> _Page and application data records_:
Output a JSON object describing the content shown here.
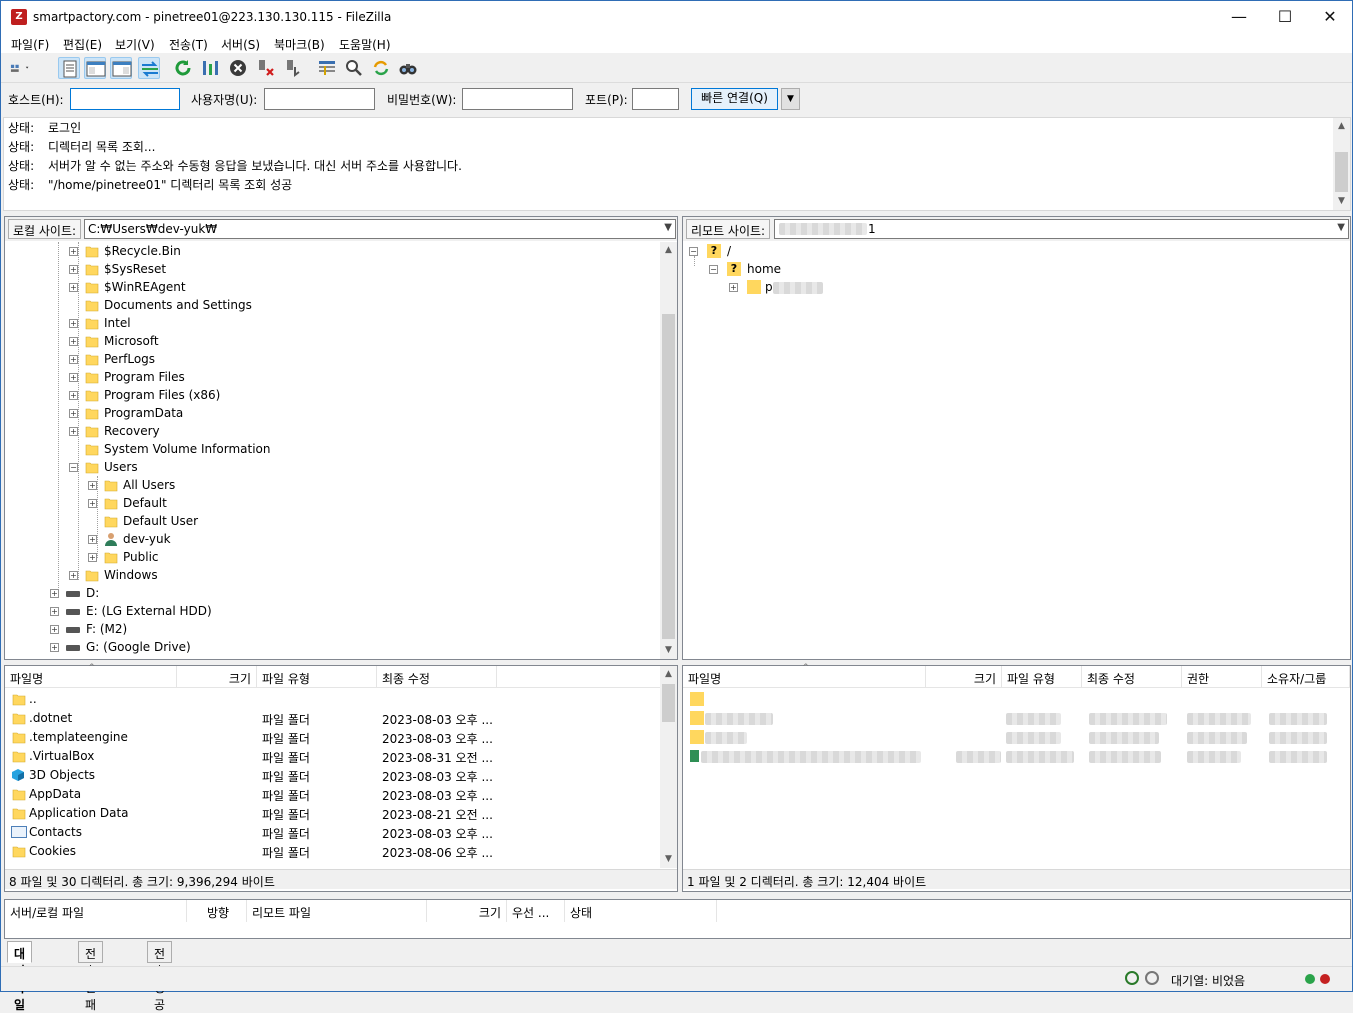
{
  "window": {
    "title": "smartpactory.com - pinetree01@223.130.130.115 - FileZilla",
    "app_icon": "Z",
    "controls": {
      "minimize": "—",
      "maximize": "☐",
      "close": "✕"
    }
  },
  "menu": [
    "파일(F)",
    "편집(E)",
    "보기(V)",
    "전송(T)",
    "서버(S)",
    "북마크(B)",
    "도움말(H)"
  ],
  "quickconnect": {
    "host_label": "호스트(H):",
    "host_value": "",
    "user_label": "사용자명(U):",
    "user_value": "",
    "pass_label": "비밀번호(W):",
    "pass_value": "",
    "port_label": "포트(P):",
    "port_value": "",
    "connect_button": "빠른 연결(Q)"
  },
  "log": [
    {
      "key": "상태:",
      "text": "로그인"
    },
    {
      "key": "상태:",
      "text": "디렉터리 목록 조회..."
    },
    {
      "key": "상태:",
      "text": "서버가 알 수 없는 주소와 수동형 응답을 보냈습니다. 대신 서버 주소를 사용합니다."
    },
    {
      "key": "상태:",
      "text": "\"/home/pinetree01\" 디렉터리 목록 조회 성공"
    }
  ],
  "local": {
    "site_label": "로컬 사이트:",
    "path": "C:₩Users₩dev-yuk₩",
    "tree": [
      {
        "name": "$Recycle.Bin",
        "exp": "+"
      },
      {
        "name": "$SysReset",
        "exp": "+"
      },
      {
        "name": "$WinREAgent",
        "exp": "+"
      },
      {
        "name": "Documents and Settings",
        "exp": ""
      },
      {
        "name": "Intel",
        "exp": "+"
      },
      {
        "name": "Microsoft",
        "exp": "+"
      },
      {
        "name": "PerfLogs",
        "exp": "+"
      },
      {
        "name": "Program Files",
        "exp": "+"
      },
      {
        "name": "Program Files (x86)",
        "exp": "+"
      },
      {
        "name": "ProgramData",
        "exp": "+"
      },
      {
        "name": "Recovery",
        "exp": "+"
      },
      {
        "name": "System Volume Information",
        "exp": ""
      },
      {
        "name": "Users",
        "exp": "−"
      }
    ],
    "users_children": [
      {
        "name": "All Users",
        "exp": "+"
      },
      {
        "name": "Default",
        "exp": "+"
      },
      {
        "name": "Default User",
        "exp": ""
      },
      {
        "name": "dev-yuk",
        "exp": "+",
        "user": true
      },
      {
        "name": "Public",
        "exp": "+"
      }
    ],
    "tree_after": [
      {
        "name": "Windows",
        "exp": "+"
      }
    ],
    "drives": [
      "D:",
      "E: (LG External HDD)",
      "F: (M2)",
      "G: (Google Drive)"
    ],
    "columns": [
      "파일명",
      "크기",
      "파일 유형",
      "최종 수정"
    ],
    "files": [
      {
        "name": "..",
        "type": "",
        "date": "",
        "icon": "folder"
      },
      {
        "name": ".dotnet",
        "type": "파일 폴더",
        "date": "2023-08-03 오후 ...",
        "icon": "folder"
      },
      {
        "name": ".templateengine",
        "type": "파일 폴더",
        "date": "2023-08-03 오후 ...",
        "icon": "folder"
      },
      {
        "name": ".VirtualBox",
        "type": "파일 폴더",
        "date": "2023-08-31 오전 ...",
        "icon": "folder"
      },
      {
        "name": "3D Objects",
        "type": "파일 폴더",
        "date": "2023-08-03 오후 ...",
        "icon": "cube"
      },
      {
        "name": "AppData",
        "type": "파일 폴더",
        "date": "2023-08-03 오후 ...",
        "icon": "folder"
      },
      {
        "name": "Application Data",
        "type": "파일 폴더",
        "date": "2023-08-21 오전 ...",
        "icon": "folder"
      },
      {
        "name": "Contacts",
        "type": "파일 폴더",
        "date": "2023-08-03 오후 ...",
        "icon": "contacts"
      },
      {
        "name": "Cookies",
        "type": "파일 폴더",
        "date": "2023-08-06 오후 ...",
        "icon": "folder"
      }
    ],
    "status": "8 파일 및 30 디렉터리. 총 크기: 9,396,294 바이트"
  },
  "remote": {
    "site_label": "리모트 사이트:",
    "path_suffix": "1",
    "tree_root": "/",
    "tree_home": "home",
    "tree_child_initial": "p",
    "columns": [
      "파일명",
      "크기",
      "파일 유형",
      "최종 수정",
      "권한",
      "소유자/그룹"
    ],
    "status": "1 파일 및 2 디렉터리. 총 크기: 12,404 바이트"
  },
  "queue": {
    "columns": [
      "서버/로컬 파일",
      "방향",
      "리모트 파일",
      "크기",
      "우선 ...",
      "상태"
    ],
    "tabs": [
      "대기 파일",
      "전송 실패",
      "전송 성공"
    ]
  },
  "statusbar": {
    "queue_text": "대기열: 비었음"
  },
  "colors": {
    "accent": "#0078d7",
    "folder": "#ffd75e",
    "title_border": "#2f6db5"
  }
}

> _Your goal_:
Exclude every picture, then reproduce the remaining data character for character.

> _Exercise answer_:
Output a JSON object describing the content shown here.
{
  "window": {
    "title": "smartpactory.com - pinetree01@223.130.130.115 - FileZilla",
    "app_icon": "Z",
    "controls": {
      "minimize": "—",
      "maximize": "☐",
      "close": "✕"
    }
  },
  "menu": [
    "파일(F)",
    "편집(E)",
    "보기(V)",
    "전송(T)",
    "서버(S)",
    "북마크(B)",
    "도움말(H)"
  ],
  "quickconnect": {
    "host_label": "호스트(H):",
    "host_value": "",
    "user_label": "사용자명(U):",
    "user_value": "",
    "pass_label": "비밀번호(W):",
    "pass_value": "",
    "port_label": "포트(P):",
    "port_value": "",
    "connect_button": "빠른 연결(Q)"
  },
  "log": [
    {
      "key": "상태:",
      "text": "로그인"
    },
    {
      "key": "상태:",
      "text": "디렉터리 목록 조회..."
    },
    {
      "key": "상태:",
      "text": "서버가 알 수 없는 주소와 수동형 응답을 보냈습니다. 대신 서버 주소를 사용합니다."
    },
    {
      "key": "상태:",
      "text": "\"/home/pinetree01\" 디렉터리 목록 조회 성공"
    }
  ],
  "local": {
    "site_label": "로컬 사이트:",
    "path": "C:₩Users₩dev-yuk₩",
    "tree": [
      {
        "name": "$Recycle.Bin",
        "exp": "+"
      },
      {
        "name": "$SysReset",
        "exp": "+"
      },
      {
        "name": "$WinREAgent",
        "exp": "+"
      },
      {
        "name": "Documents and Settings",
        "exp": ""
      },
      {
        "name": "Intel",
        "exp": "+"
      },
      {
        "name": "Microsoft",
        "exp": "+"
      },
      {
        "name": "PerfLogs",
        "exp": "+"
      },
      {
        "name": "Program Files",
        "exp": "+"
      },
      {
        "name": "Program Files (x86)",
        "exp": "+"
      },
      {
        "name": "ProgramData",
        "exp": "+"
      },
      {
        "name": "Recovery",
        "exp": "+"
      },
      {
        "name": "System Volume Information",
        "exp": ""
      },
      {
        "name": "Users",
        "exp": "−"
      }
    ],
    "users_children": [
      {
        "name": "All Users",
        "exp": "+"
      },
      {
        "name": "Default",
        "exp": "+"
      },
      {
        "name": "Default User",
        "exp": ""
      },
      {
        "name": "dev-yuk",
        "exp": "+",
        "user": true
      },
      {
        "name": "Public",
        "exp": "+"
      }
    ],
    "tree_after": [
      {
        "name": "Windows",
        "exp": "+"
      }
    ],
    "drives": [
      "D:",
      "E: (LG External HDD)",
      "F: (M2)",
      "G: (Google Drive)"
    ],
    "columns": [
      "파일명",
      "크기",
      "파일 유형",
      "최종 수정"
    ],
    "files": [
      {
        "name": "..",
        "type": "",
        "date": "",
        "icon": "folder"
      },
      {
        "name": ".dotnet",
        "type": "파일 폴더",
        "date": "2023-08-03 오후 ...",
        "icon": "folder"
      },
      {
        "name": ".templateengine",
        "type": "파일 폴더",
        "date": "2023-08-03 오후 ...",
        "icon": "folder"
      },
      {
        "name": ".VirtualBox",
        "type": "파일 폴더",
        "date": "2023-08-31 오전 ...",
        "icon": "folder"
      },
      {
        "name": "3D Objects",
        "type": "파일 폴더",
        "date": "2023-08-03 오후 ...",
        "icon": "cube"
      },
      {
        "name": "AppData",
        "type": "파일 폴더",
        "date": "2023-08-03 오후 ...",
        "icon": "folder"
      },
      {
        "name": "Application Data",
        "type": "파일 폴더",
        "date": "2023-08-21 오전 ...",
        "icon": "folder"
      },
      {
        "name": "Contacts",
        "type": "파일 폴더",
        "date": "2023-08-03 오후 ...",
        "icon": "contacts"
      },
      {
        "name": "Cookies",
        "type": "파일 폴더",
        "date": "2023-08-06 오후 ...",
        "icon": "folder"
      }
    ],
    "status": "8 파일 및 30 디렉터리. 총 크기: 9,396,294 바이트"
  },
  "remote": {
    "site_label": "리모트 사이트:",
    "path_suffix": "1",
    "tree_root": "/",
    "tree_home": "home",
    "tree_child_initial": "p",
    "columns": [
      "파일명",
      "크기",
      "파일 유형",
      "최종 수정",
      "권한",
      "소유자/그룹"
    ],
    "status": "1 파일 및 2 디렉터리. 총 크기: 12,404 바이트"
  },
  "queue": {
    "columns": [
      "서버/로컬 파일",
      "방향",
      "리모트 파일",
      "크기",
      "우선 ...",
      "상태"
    ],
    "tabs": [
      "대기 파일",
      "전송 실패",
      "전송 성공"
    ]
  },
  "statusbar": {
    "queue_text": "대기열: 비었음"
  },
  "colors": {
    "accent": "#0078d7",
    "folder": "#ffd75e",
    "title_border": "#2f6db5"
  }
}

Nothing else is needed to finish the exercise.